Vertebrate animals that live in water, fish have always been a staple of the human diet, especially among coastal populations. Although fish once constituted an abundant resource, the stocks of numerous species have declined alarmingly during the 20th century. This dramatic change is the result of many factors, including overfishing, pollution and the development of industrial fishing techniques.

Fish farming

Fish farming (or pisciculture), a rapidly expanding industry, has begun to compensate for declining fish stocks. Although fish farming has existed for over 4,000 years, it initially involved nothing more than keeping fish in captivity; fish were not bred in captivity until 1733, when a German succeeded in breeding trout. The numerous species now bred in captivity include salmon, carp, redfish and sturgeon.

Saltwater and freshwater fish

There are over 20,000 different species of fish. The vast majority of these species live in the sea, but some are found in fresh water (rivers, lakes, streams). Certain so-called anadromous species, such as salmon, leave the sea to spawn in fresh water, while catadromous species, such as eels, leave fresh water to spawn in the sea.

The dorsal fins of some fish are spiny, providing a measure of protection, while the anal fins serve as rudders and the lateral fins as stabilizers; fish use their tails to propel themselves forward. These appendages vary greatly from one species to another, as do the shape, size, and color of the fish, and the texture and taste of the flesh.

A particular flesh

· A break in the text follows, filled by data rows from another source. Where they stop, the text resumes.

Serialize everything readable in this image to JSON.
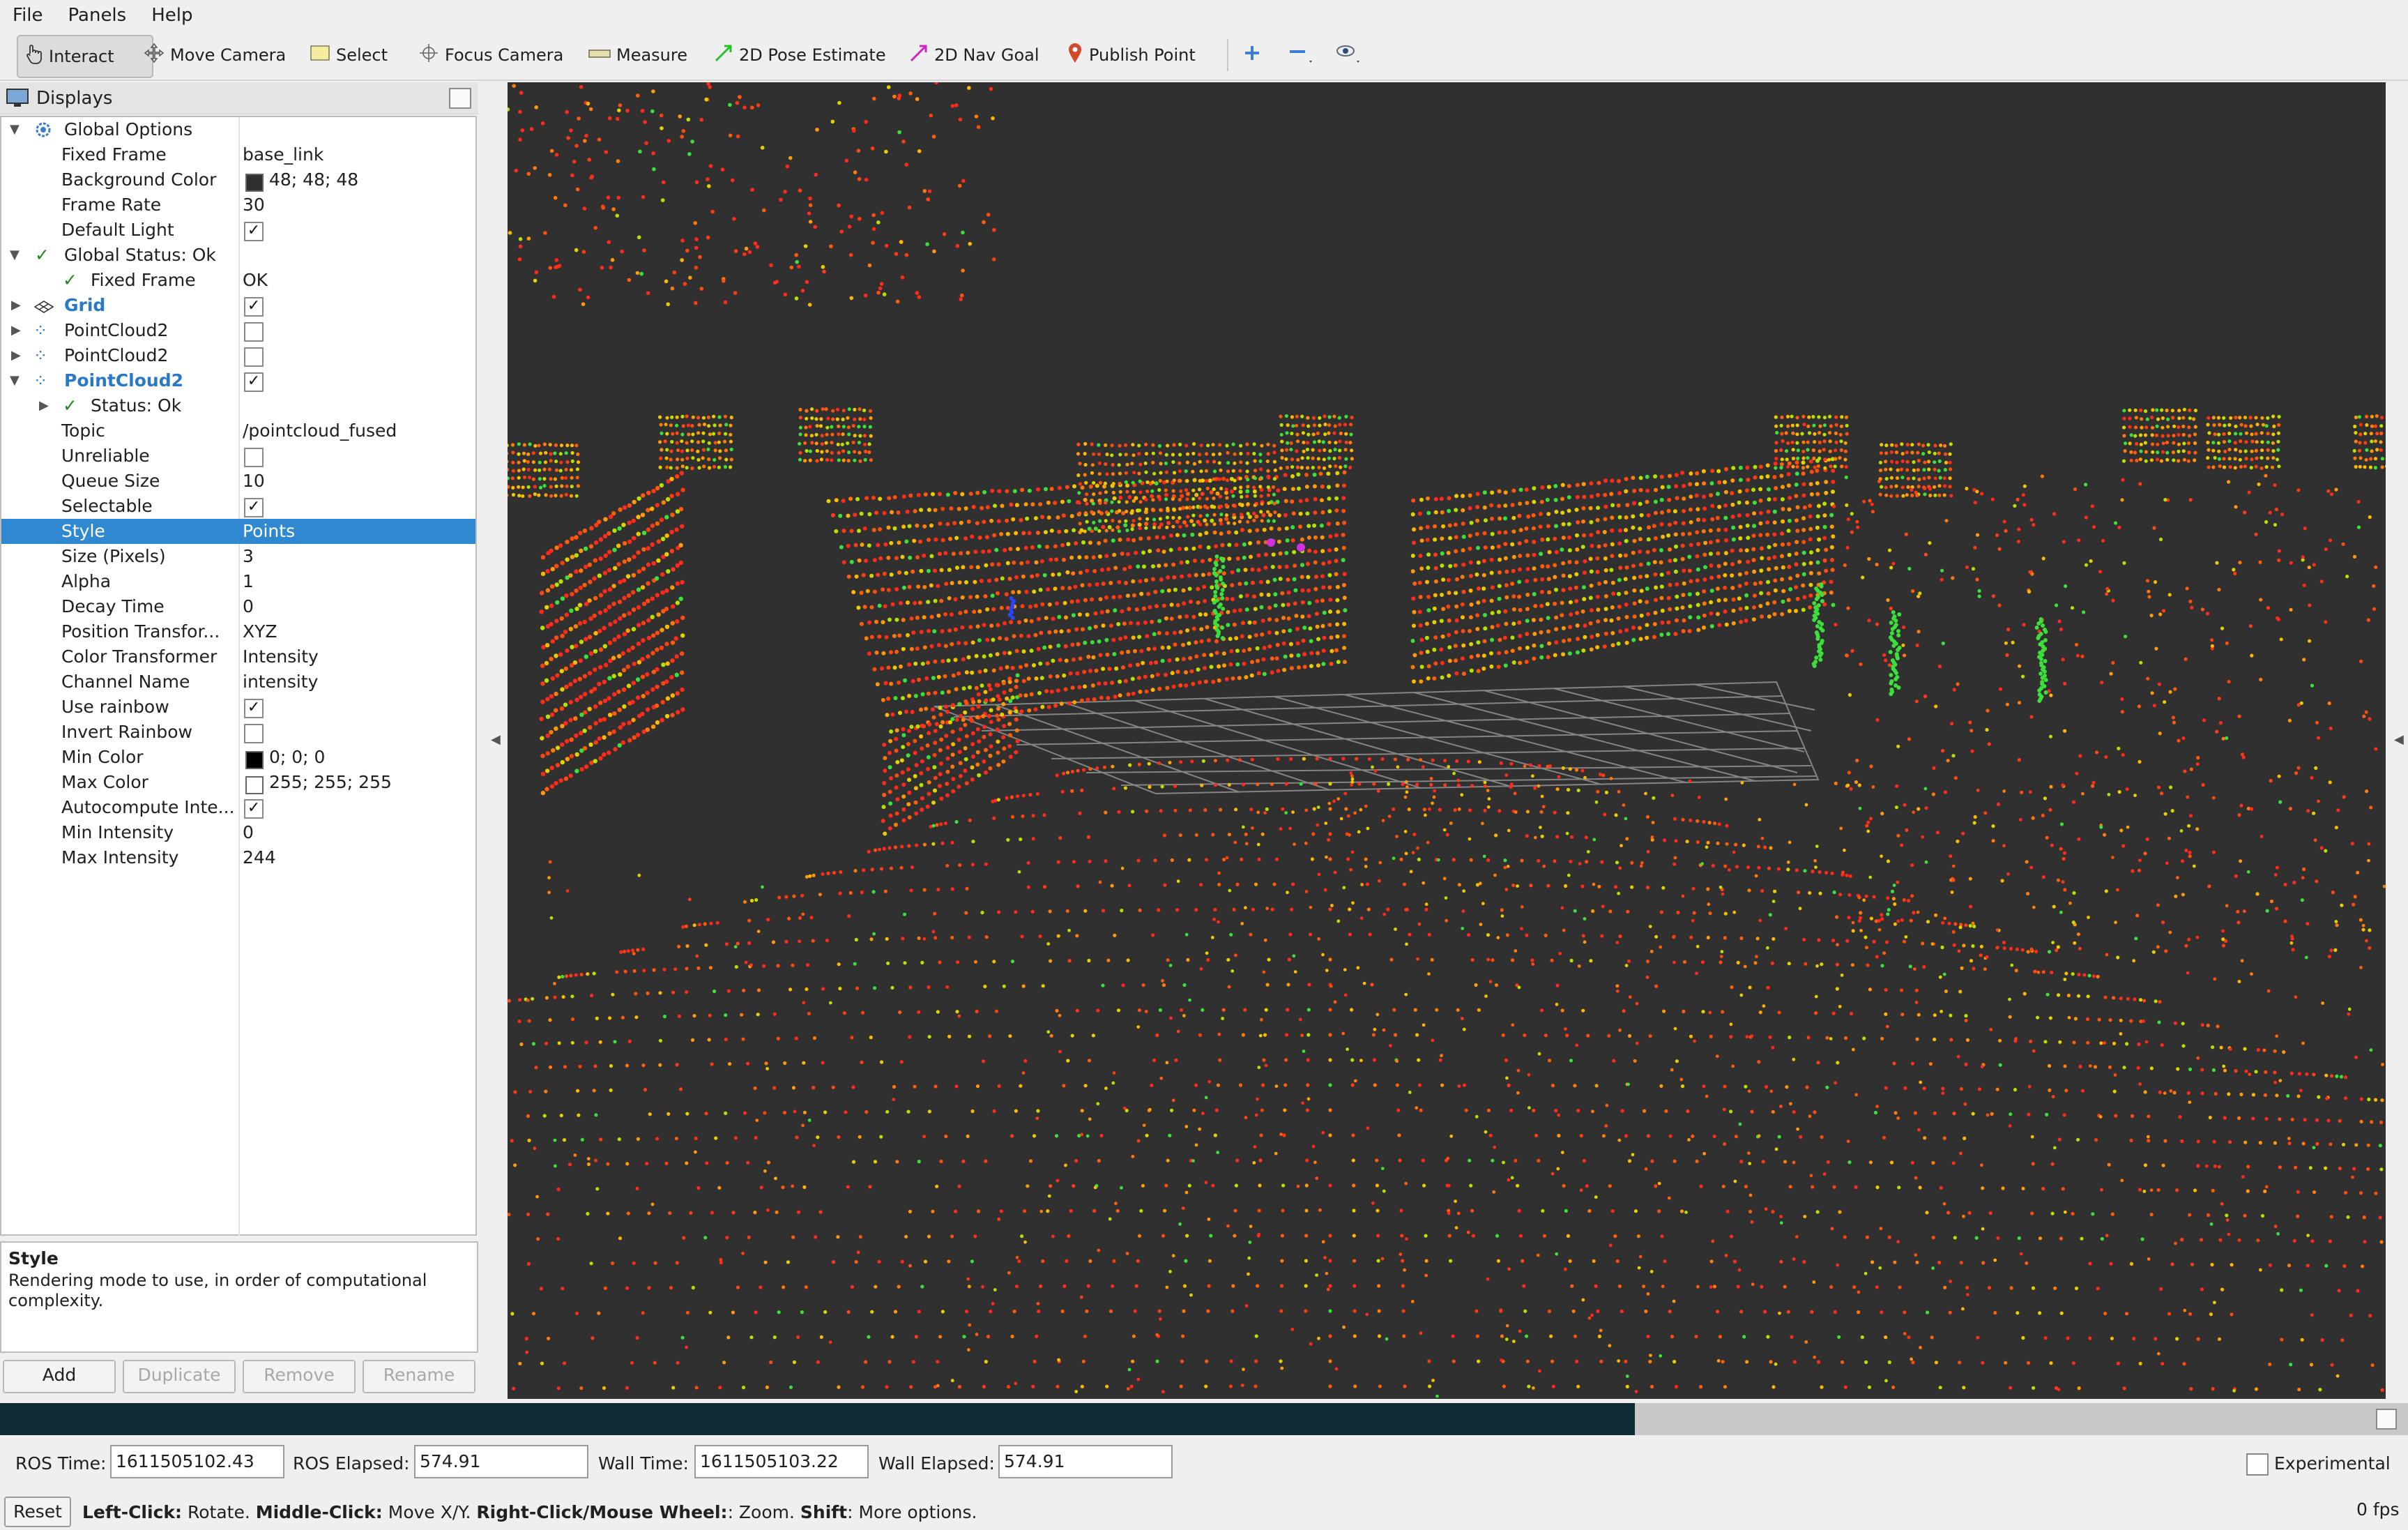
{
  "menubar": {
    "items": [
      "File",
      "Panels",
      "Help"
    ]
  },
  "toolbar": {
    "interact": "Interact",
    "move_camera": "Move Camera",
    "select": "Select",
    "focus_camera": "Focus Camera",
    "measure": "Measure",
    "pose_estimate": "2D Pose Estimate",
    "nav_goal": "2D Nav Goal",
    "publish_point": "Publish Point",
    "accent_pose": "#22c522",
    "accent_nav": "#d022c8",
    "accent_publish": "#d24a2a"
  },
  "displays": {
    "title": "Displays",
    "rows": [
      {
        "label": "Global Options",
        "value": ""
      },
      {
        "label": "Fixed Frame",
        "value": "base_link"
      },
      {
        "label": "Background Color",
        "value": "48; 48; 48"
      },
      {
        "label": "Frame Rate",
        "value": "30"
      },
      {
        "label": "Default Light",
        "value": ""
      },
      {
        "label": "Global Status: Ok",
        "value": ""
      },
      {
        "label": "Fixed Frame",
        "value": "OK"
      },
      {
        "label": "Grid",
        "value": ""
      },
      {
        "label": "PointCloud2",
        "value": ""
      },
      {
        "label": "PointCloud2",
        "value": ""
      },
      {
        "label": "PointCloud2",
        "value": ""
      },
      {
        "label": "Status: Ok",
        "value": ""
      },
      {
        "label": "Topic",
        "value": "/pointcloud_fused"
      },
      {
        "label": "Unreliable",
        "value": ""
      },
      {
        "label": "Queue Size",
        "value": "10"
      },
      {
        "label": "Selectable",
        "value": ""
      },
      {
        "label": "Style",
        "value": "Points"
      },
      {
        "label": "Size (Pixels)",
        "value": "3"
      },
      {
        "label": "Alpha",
        "value": "1"
      },
      {
        "label": "Decay Time",
        "value": "0"
      },
      {
        "label": "Position Transfor...",
        "value": "XYZ"
      },
      {
        "label": "Color Transformer",
        "value": "Intensity"
      },
      {
        "label": "Channel Name",
        "value": "intensity"
      },
      {
        "label": "Use rainbow",
        "value": ""
      },
      {
        "label": "Invert Rainbow",
        "value": ""
      },
      {
        "label": "Min Color",
        "value": "0; 0; 0"
      },
      {
        "label": "Max Color",
        "value": "255; 255; 255"
      },
      {
        "label": "Autocompute Inte...",
        "value": ""
      },
      {
        "label": "Min Intensity",
        "value": "0"
      },
      {
        "label": "Max Intensity",
        "value": "244"
      }
    ],
    "checkboxes": {
      "default_light": true,
      "grid": true,
      "pointcloud_1": false,
      "pointcloud_2": false,
      "pointcloud_3": true,
      "unreliable": false,
      "selectable": true,
      "use_rainbow": true,
      "invert_rainbow": false,
      "autocompute": true
    },
    "colors": {
      "background": "#303030",
      "min_color": "#000000",
      "max_color": "#ffffff",
      "selection": "#3089d0"
    }
  },
  "help": {
    "title": "Style",
    "text": "Rendering mode to use, in order of computational complexity."
  },
  "panel_buttons": {
    "add": "Add",
    "duplicate": "Duplicate",
    "remove": "Remove",
    "rename": "Rename"
  },
  "progress": {
    "fraction": 0.679
  },
  "timebar": {
    "ros_time_label": "ROS Time:",
    "ros_time": "1611505102.43",
    "ros_elapsed_label": "ROS Elapsed:",
    "ros_elapsed": "574.91",
    "wall_time_label": "Wall Time:",
    "wall_time": "1611505103.22",
    "wall_elapsed_label": "Wall Elapsed:",
    "wall_elapsed": "574.91",
    "experimental": "Experimental"
  },
  "statusbar": {
    "reset": "Reset",
    "left_click_key": "Left-Click:",
    "left_click": " Rotate. ",
    "middle_click_key": "Middle-Click:",
    "middle_click": " Move X/Y. ",
    "right_click_key": "Right-Click/Mouse Wheel:",
    "right_click": ": Zoom. ",
    "shift_key": "Shift",
    "shift": ": More options.",
    "fps": "0 fps"
  }
}
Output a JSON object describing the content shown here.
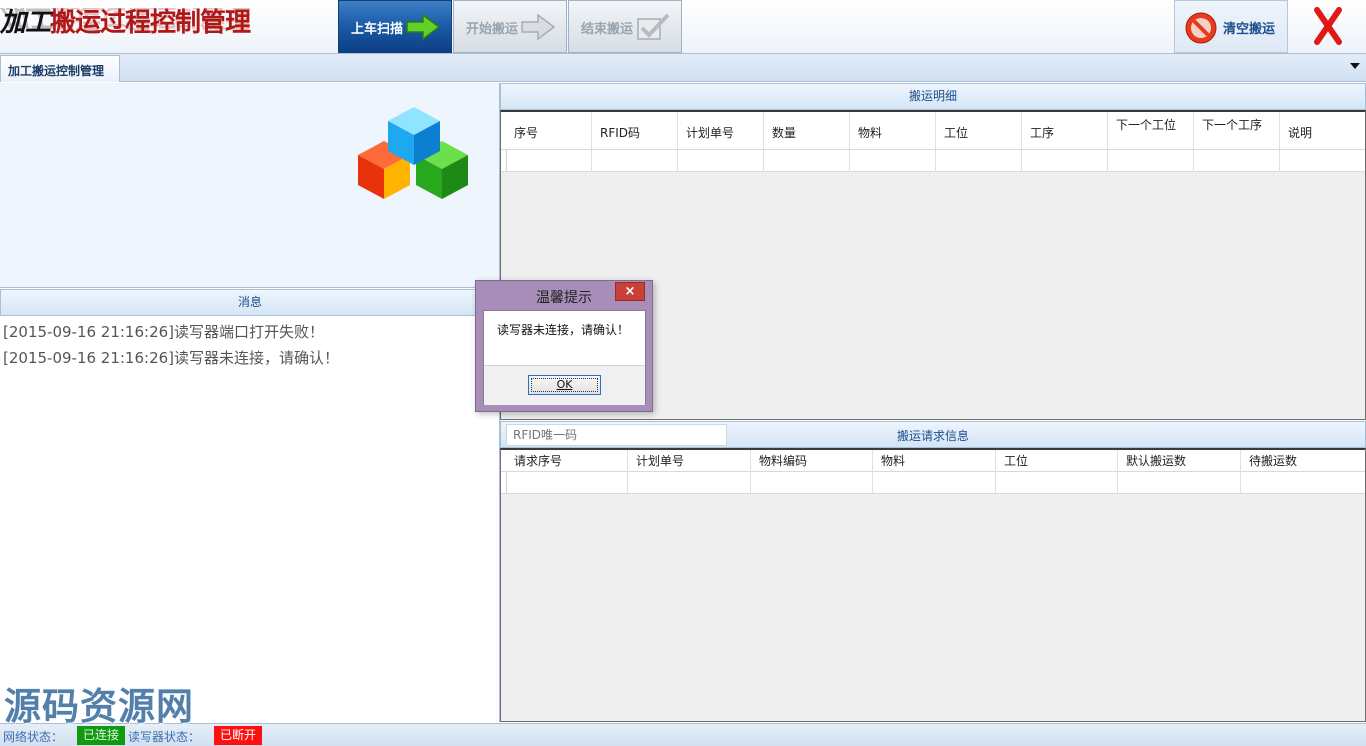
{
  "app": {
    "title_prefix": "加工",
    "title_rest": "搬运过程控制管理"
  },
  "toolbar": {
    "scan_label": "上车扫描",
    "start_label": "开始搬运",
    "end_label": "结束搬运",
    "clear_label": "清空搬运",
    "icons": {
      "scan": "arrow-right-icon",
      "start": "arrow-right-icon",
      "end": "checkmark-icon",
      "clear": "no-entry-icon",
      "close": "close-icon"
    },
    "colors": {
      "scan_active": "#1a5aa6",
      "close": "#e01818",
      "clear_icon": "#e53a1e"
    }
  },
  "tabs": [
    {
      "label": "加工搬运控制管理"
    }
  ],
  "messages": {
    "header": "消息",
    "lines": [
      "[2015-09-16 21:16:26]读写器端口打开失败！",
      "[2015-09-16 21:16:26]读写器未连接，请确认！"
    ]
  },
  "detail": {
    "header": "搬运明细",
    "columns": [
      "序号",
      "RFID码",
      "计划单号",
      "数量",
      "物料",
      "工位",
      "工序",
      "下一个工位",
      "下一个工序",
      "说明"
    ],
    "rows": []
  },
  "request": {
    "rfid_placeholder": "RFID唯一码",
    "header": "搬运请求信息",
    "columns": [
      "请求序号",
      "计划单号",
      "物料编码",
      "物料",
      "工位",
      "默认搬运数",
      "待搬运数"
    ],
    "rows": []
  },
  "dialog": {
    "title": "温馨提示",
    "message": "读写器未连接，请确认！",
    "ok_label": "OK",
    "close_glyph": "×"
  },
  "status": {
    "network_label": "网络状态：",
    "network_value": "已连接",
    "network_color": "#119a11",
    "reader_label": "读写器状态：",
    "reader_value": "已断开",
    "reader_color": "#ff1010"
  },
  "watermark": "源码资源网"
}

There are several significant differences between fish and meat. The proportion of muscle is greater because the connective tissue that links the muscles together comprises only 3% of the flesh (as compared to 13% of meat), which is why fish can be cooked quickly and is always tender. The muscle fibers are shorter, which makes the flesh more tender. The flesh of fish contains very little fat; it is thus easy to digest, which explains why people often feel hungry after eating fish, especially leaner varieties. Since the flesh contains far fewer blood vessels than meat and little or no pigment, it is almost invariably white in color. The fat in fish consists mainly of omega-3 polyunsaturated fatty acids, which are found in few other foods (meat contains mainly saturated fatty acids). Numerous studies have demonstrated that omega-3 polyunsaturated fatty acids have a beneficial impact on health. For example, they slow the rate at which blood coagulates, lower blood pressure, and reduce the levels of triglycerides and lipoproteins in the blood, all of which help.